TACOMA — The Washington National Guard is focusing its attention on a project that can help protect state and local governments, as well as utilities and private industry from cyber-attacks.
The guard is leveraging a decade of investment in cyber security at Camp Murray in Lakewood for its new assignment, The News Tribune reported in Sunday’s newspaper.
They want to bring to the digital world the kind of disaster response they use to help fight wildfires and floods, said Lt. Gent Welsh of the Air National Guard.
“Just as ‘Business X’ needs the National Guard to come in and fill sand bags, ‘Business X’ might need to call the National Guard if it’s overwhelmed on the cyber side,” Welsh said.
The National Guard has a natural advantage in this new effort because it draws on employees from companies including Microsoft and Amazon.
These high-tech citizen soldiers serve in units such as the 262nd Network Warfare Squadron, which carries out worldwide cyber-security missions from a nondescript brick building on Joint Base Lewis-McChord. They’re tasked with protecting Pentagon networks from hackers who steal information or otherwise manipulate Defense Department data.
“A lot of modern and future war fighting is going to take place in these secure facilities as opposed to in forward deployed positions,” said Col. Brian Dravis, commander of the 194th Regional Support Wing, which includes the network warfare squadron.
In July, the Washington National Guard approved a plan outlining how it can assist utilities and local governments in cyber-attacks. It identified units that can help local governments take preventive measures to protect themselves, as well as soldiers who could do forensic work to identify attackers or deploy in the middle of an assault.
“We are ready to respond tonight,” Welsh said.
Officials are still working out how the National Guard can partner with other agencies for this new work.
The city of Seattle says it found too many obstacles for a realistic partnership, but they have been trying to do some projects together, said Michael Hamilton, chief of Seattle’s information security systems.
He has asked to have the National Guard’s 262nd Network Warfare Squadron test Seattle’s cyber defenses, but he couldn’t reach an agreement because the request would have to go from the governor to the Department of Homeland Security.
Hamilton is going to Camp Murray this month to help the Guard define what level of attack should trigger a call-up and response. Those terms remain unclear from leaders in the nation’s capital.
Welsh said they’re working on a new process for the governor to decide if the request meets a worthwhile use of state resources.
Intelligence-driven programs should be relatively safe as the Pentagon prepares to cut spending over the next decade. In an August visit to Naval Base Kitsap, Defense Secretary Leon Panetta stressed that cyber security would remain a top priority.
That bodes well for the Washington Guard’s intelligence programs, and for the soldiers who might pursue careers in civilian cyber security after leaving the service.
“There’s 0 percent unemployment in this field,” said Barbara Endicott-Popovsky, director of the Center for Information Assurance and Cyber Security at the University of Washington. “There’s a deficit of people in this field.”

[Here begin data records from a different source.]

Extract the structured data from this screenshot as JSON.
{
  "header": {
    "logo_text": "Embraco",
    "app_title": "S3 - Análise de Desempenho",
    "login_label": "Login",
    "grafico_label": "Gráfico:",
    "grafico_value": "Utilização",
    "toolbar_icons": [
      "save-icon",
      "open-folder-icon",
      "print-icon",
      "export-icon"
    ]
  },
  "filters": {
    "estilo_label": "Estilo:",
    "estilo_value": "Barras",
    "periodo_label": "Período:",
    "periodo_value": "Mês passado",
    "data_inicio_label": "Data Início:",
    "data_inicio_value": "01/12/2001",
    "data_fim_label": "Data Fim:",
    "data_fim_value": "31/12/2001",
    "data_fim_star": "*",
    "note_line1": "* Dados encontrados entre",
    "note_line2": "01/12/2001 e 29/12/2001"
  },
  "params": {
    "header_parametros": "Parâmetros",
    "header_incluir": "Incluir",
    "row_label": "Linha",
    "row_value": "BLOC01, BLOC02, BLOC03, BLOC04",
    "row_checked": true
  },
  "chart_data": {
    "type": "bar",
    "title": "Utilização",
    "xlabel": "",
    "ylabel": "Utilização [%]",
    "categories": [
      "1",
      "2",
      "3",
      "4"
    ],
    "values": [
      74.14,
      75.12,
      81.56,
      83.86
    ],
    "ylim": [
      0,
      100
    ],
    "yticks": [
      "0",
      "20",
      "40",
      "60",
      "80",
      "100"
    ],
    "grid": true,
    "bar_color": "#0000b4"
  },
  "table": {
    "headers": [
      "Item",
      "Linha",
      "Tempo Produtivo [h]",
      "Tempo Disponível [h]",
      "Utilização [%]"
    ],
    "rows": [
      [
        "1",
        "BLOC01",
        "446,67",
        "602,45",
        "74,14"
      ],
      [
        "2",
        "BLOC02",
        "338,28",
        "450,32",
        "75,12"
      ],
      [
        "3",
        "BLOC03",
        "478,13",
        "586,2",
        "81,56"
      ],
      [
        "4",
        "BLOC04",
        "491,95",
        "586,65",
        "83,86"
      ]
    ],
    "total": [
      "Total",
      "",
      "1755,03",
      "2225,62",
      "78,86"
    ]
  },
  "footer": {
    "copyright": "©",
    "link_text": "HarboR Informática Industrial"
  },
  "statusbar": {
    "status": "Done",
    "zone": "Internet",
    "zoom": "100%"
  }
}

She’s working to create a “pipeline” for service members to build on their cyber-security experience and make the transition to civilian work in the same field.
“I really want to see soldiers be able to take advantage of it and get themselves careers that have legs,” she said. “Cyber security — I don’t care how old you are — will not be solved in our lifetime.”